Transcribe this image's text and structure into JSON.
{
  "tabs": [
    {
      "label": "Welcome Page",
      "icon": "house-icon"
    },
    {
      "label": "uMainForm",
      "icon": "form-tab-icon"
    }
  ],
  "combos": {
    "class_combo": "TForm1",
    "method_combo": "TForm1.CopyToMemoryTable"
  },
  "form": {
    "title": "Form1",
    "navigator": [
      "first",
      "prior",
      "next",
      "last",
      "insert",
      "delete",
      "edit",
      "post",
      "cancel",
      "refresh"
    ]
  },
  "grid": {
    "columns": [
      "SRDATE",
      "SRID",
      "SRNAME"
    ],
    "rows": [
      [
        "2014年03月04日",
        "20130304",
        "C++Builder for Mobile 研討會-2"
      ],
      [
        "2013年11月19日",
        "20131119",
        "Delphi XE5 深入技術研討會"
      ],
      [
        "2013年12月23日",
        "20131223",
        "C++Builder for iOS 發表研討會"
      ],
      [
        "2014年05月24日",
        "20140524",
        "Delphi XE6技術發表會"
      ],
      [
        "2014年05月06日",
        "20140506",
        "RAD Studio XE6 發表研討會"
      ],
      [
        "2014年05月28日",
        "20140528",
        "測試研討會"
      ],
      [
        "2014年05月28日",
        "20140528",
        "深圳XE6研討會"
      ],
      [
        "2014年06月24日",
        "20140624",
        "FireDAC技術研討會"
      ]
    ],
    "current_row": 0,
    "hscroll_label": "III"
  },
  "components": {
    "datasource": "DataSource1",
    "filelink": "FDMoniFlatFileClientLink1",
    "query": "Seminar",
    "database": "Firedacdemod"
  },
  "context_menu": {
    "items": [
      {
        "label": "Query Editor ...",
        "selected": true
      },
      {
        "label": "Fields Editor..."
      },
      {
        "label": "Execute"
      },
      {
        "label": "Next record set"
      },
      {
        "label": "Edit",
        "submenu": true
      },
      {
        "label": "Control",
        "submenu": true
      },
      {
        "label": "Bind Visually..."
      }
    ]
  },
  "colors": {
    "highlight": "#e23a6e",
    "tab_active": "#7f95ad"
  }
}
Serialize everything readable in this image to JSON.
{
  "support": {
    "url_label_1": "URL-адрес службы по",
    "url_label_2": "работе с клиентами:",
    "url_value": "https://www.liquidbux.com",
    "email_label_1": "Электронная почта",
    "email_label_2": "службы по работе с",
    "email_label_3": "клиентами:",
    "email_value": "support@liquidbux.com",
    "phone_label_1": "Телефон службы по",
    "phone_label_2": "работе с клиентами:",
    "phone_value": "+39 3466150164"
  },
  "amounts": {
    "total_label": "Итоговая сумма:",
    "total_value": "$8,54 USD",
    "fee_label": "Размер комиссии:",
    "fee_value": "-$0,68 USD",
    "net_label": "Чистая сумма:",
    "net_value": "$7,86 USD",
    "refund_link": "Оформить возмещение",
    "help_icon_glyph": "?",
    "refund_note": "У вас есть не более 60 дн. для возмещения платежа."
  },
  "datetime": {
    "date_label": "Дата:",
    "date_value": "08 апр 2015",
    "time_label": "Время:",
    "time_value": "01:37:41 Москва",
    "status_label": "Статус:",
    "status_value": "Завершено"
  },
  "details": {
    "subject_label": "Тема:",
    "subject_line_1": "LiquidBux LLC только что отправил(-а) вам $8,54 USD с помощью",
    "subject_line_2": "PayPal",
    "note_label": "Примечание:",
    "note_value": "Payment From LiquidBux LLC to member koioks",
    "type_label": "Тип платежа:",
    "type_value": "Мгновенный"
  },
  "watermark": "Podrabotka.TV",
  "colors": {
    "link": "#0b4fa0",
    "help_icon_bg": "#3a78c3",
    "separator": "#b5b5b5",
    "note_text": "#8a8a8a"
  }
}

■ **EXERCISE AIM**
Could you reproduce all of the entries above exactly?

■ **ANSWER TO THIS PROBLEM**
Transcribe this image's text and structure into JSON.
{
  "tabs": [
    {
      "label": "Welcome Page",
      "icon": "house-icon"
    },
    {
      "label": "uMainForm",
      "icon": "form-tab-icon"
    }
  ],
  "combos": {
    "class_combo": "TForm1",
    "method_combo": "TForm1.CopyToMemoryTable"
  },
  "form": {
    "title": "Form1",
    "navigator": [
      "first",
      "prior",
      "next",
      "last",
      "insert",
      "delete",
      "edit",
      "post",
      "cancel",
      "refresh"
    ]
  },
  "grid": {
    "columns": [
      "SRDATE",
      "SRID",
      "SRNAME"
    ],
    "rows": [
      [
        "2014年03月04日",
        "20130304",
        "C++Builder for Mobile 研討會-2"
      ],
      [
        "2013年11月19日",
        "20131119",
        "Delphi XE5 深入技術研討會"
      ],
      [
        "2013年12月23日",
        "20131223",
        "C++Builder for iOS 發表研討會"
      ],
      [
        "2014年05月24日",
        "20140524",
        "Delphi XE6技術發表會"
      ],
      [
        "2014年05月06日",
        "20140506",
        "RAD Studio XE6 發表研討會"
      ],
      [
        "2014年05月28日",
        "20140528",
        "測試研討會"
      ],
      [
        "2014年05月28日",
        "20140528",
        "深圳XE6研討會"
      ],
      [
        "2014年06月24日",
        "20140624",
        "FireDAC技術研討會"
      ]
    ],
    "current_row": 0,
    "hscroll_label": "III"
  },
  "components": {
    "datasource": "DataSource1",
    "filelink": "FDMoniFlatFileClientLink1",
    "query": "Seminar",
    "database": "Firedacdemod"
  },
  "context_menu": {
    "items": [
      {
        "label": "Query Editor ...",
        "selected": true
      },
      {
        "label": "Fields Editor..."
      },
      {
        "label": "Execute"
      },
      {
        "label": "Next record set"
      },
      {
        "label": "Edit",
        "submenu": true
      },
      {
        "label": "Control",
        "submenu": true
      },
      {
        "label": "Bind Visually..."
      }
    ]
  },
  "colors": {
    "highlight": "#e23a6e",
    "tab_active": "#7f95ad"
  }
}
Serialize everything readable in this image to JSON.
{
  "support": {
    "url_label_1": "URL-адрес службы по",
    "url_label_2": "работе с клиентами:",
    "url_value": "https://www.liquidbux.com",
    "email_label_1": "Электронная почта",
    "email_label_2": "службы по работе с",
    "email_label_3": "клиентами:",
    "email_value": "support@liquidbux.com",
    "phone_label_1": "Телефон службы по",
    "phone_label_2": "работе с клиентами:",
    "phone_value": "+39 3466150164"
  },
  "amounts": {
    "total_label": "Итоговая сумма:",
    "total_value": "$8,54 USD",
    "fee_label": "Размер комиссии:",
    "fee_value": "-$0,68 USD",
    "net_label": "Чистая сумма:",
    "net_value": "$7,86 USD",
    "refund_link": "Оформить возмещение",
    "help_icon_glyph": "?",
    "refund_note": "У вас есть не более 60 дн. для возмещения платежа."
  },
  "datetime": {
    "date_label": "Дата:",
    "date_value": "08 апр 2015",
    "time_label": "Время:",
    "time_value": "01:37:41 Москва",
    "status_label": "Статус:",
    "status_value": "Завершено"
  },
  "details": {
    "subject_label": "Тема:",
    "subject_line_1": "LiquidBux LLC только что отправил(-а) вам $8,54 USD с помощью",
    "subject_line_2": "PayPal",
    "note_label": "Примечание:",
    "note_value": "Payment From LiquidBux LLC to member koioks",
    "type_label": "Тип платежа:",
    "type_value": "Мгновенный"
  },
  "watermark": "Podrabotka.TV",
  "colors": {
    "link": "#0b4fa0",
    "help_icon_bg": "#3a78c3",
    "separator": "#b5b5b5",
    "note_text": "#8a8a8a"
  }
}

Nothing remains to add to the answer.